#### SUPPLIED DATA ####
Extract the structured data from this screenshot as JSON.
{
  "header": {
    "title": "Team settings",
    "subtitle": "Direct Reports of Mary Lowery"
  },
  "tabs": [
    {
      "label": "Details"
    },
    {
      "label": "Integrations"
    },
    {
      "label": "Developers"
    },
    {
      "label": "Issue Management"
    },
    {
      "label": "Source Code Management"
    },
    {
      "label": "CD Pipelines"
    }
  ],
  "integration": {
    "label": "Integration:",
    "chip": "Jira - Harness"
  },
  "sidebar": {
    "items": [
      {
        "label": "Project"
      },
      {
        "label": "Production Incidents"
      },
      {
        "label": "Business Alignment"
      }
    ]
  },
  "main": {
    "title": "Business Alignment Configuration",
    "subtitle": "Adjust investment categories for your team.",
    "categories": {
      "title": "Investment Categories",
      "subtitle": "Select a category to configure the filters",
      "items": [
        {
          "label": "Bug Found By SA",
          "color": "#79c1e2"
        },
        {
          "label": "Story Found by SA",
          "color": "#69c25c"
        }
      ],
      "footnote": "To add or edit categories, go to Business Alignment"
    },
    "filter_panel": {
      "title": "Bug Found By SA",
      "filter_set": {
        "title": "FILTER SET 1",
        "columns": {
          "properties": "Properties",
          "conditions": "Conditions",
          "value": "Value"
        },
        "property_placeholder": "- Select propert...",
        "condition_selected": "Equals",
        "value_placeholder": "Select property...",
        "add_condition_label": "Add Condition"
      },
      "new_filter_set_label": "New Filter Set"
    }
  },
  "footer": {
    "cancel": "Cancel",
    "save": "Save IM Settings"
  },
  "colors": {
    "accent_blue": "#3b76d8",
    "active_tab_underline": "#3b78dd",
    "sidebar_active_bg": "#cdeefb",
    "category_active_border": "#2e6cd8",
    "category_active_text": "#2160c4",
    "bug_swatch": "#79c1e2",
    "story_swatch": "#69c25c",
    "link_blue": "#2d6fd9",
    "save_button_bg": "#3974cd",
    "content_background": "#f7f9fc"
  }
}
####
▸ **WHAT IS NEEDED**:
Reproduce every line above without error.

▸ **ANSWER TO THE PROBLEM**:
Extract the structured data from this screenshot as JSON.
{
  "header": {
    "title": "Team settings",
    "subtitle": "Direct Reports of Mary Lowery"
  },
  "tabs": [
    {
      "label": "Details"
    },
    {
      "label": "Integrations"
    },
    {
      "label": "Developers"
    },
    {
      "label": "Issue Management"
    },
    {
      "label": "Source Code Management"
    },
    {
      "label": "CD Pipelines"
    }
  ],
  "integration": {
    "label": "Integration:",
    "chip": "Jira - Harness"
  },
  "sidebar": {
    "items": [
      {
        "label": "Project"
      },
      {
        "label": "Production Incidents"
      },
      {
        "label": "Business Alignment"
      }
    ]
  },
  "main": {
    "title": "Business Alignment Configuration",
    "subtitle": "Adjust investment categories for your team.",
    "categories": {
      "title": "Investment Categories",
      "subtitle": "Select a category to configure the filters",
      "items": [
        {
          "label": "Bug Found By SA",
          "color": "#79c1e2"
        },
        {
          "label": "Story Found by SA",
          "color": "#69c25c"
        }
      ],
      "footnote": "To add or edit categories, go to Business Alignment"
    },
    "filter_panel": {
      "title": "Bug Found By SA",
      "filter_set": {
        "title": "FILTER SET 1",
        "columns": {
          "properties": "Properties",
          "conditions": "Conditions",
          "value": "Value"
        },
        "property_placeholder": "- Select propert...",
        "condition_selected": "Equals",
        "value_placeholder": "Select property...",
        "add_condition_label": "Add Condition"
      },
      "new_filter_set_label": "New Filter Set"
    }
  },
  "footer": {
    "cancel": "Cancel",
    "save": "Save IM Settings"
  },
  "colors": {
    "accent_blue": "#3b76d8",
    "active_tab_underline": "#3b78dd",
    "sidebar_active_bg": "#cdeefb",
    "category_active_border": "#2e6cd8",
    "category_active_text": "#2160c4",
    "bug_swatch": "#79c1e2",
    "story_swatch": "#69c25c",
    "link_blue": "#2d6fd9",
    "save_button_bg": "#3974cd",
    "content_background": "#f7f9fc"
  }
}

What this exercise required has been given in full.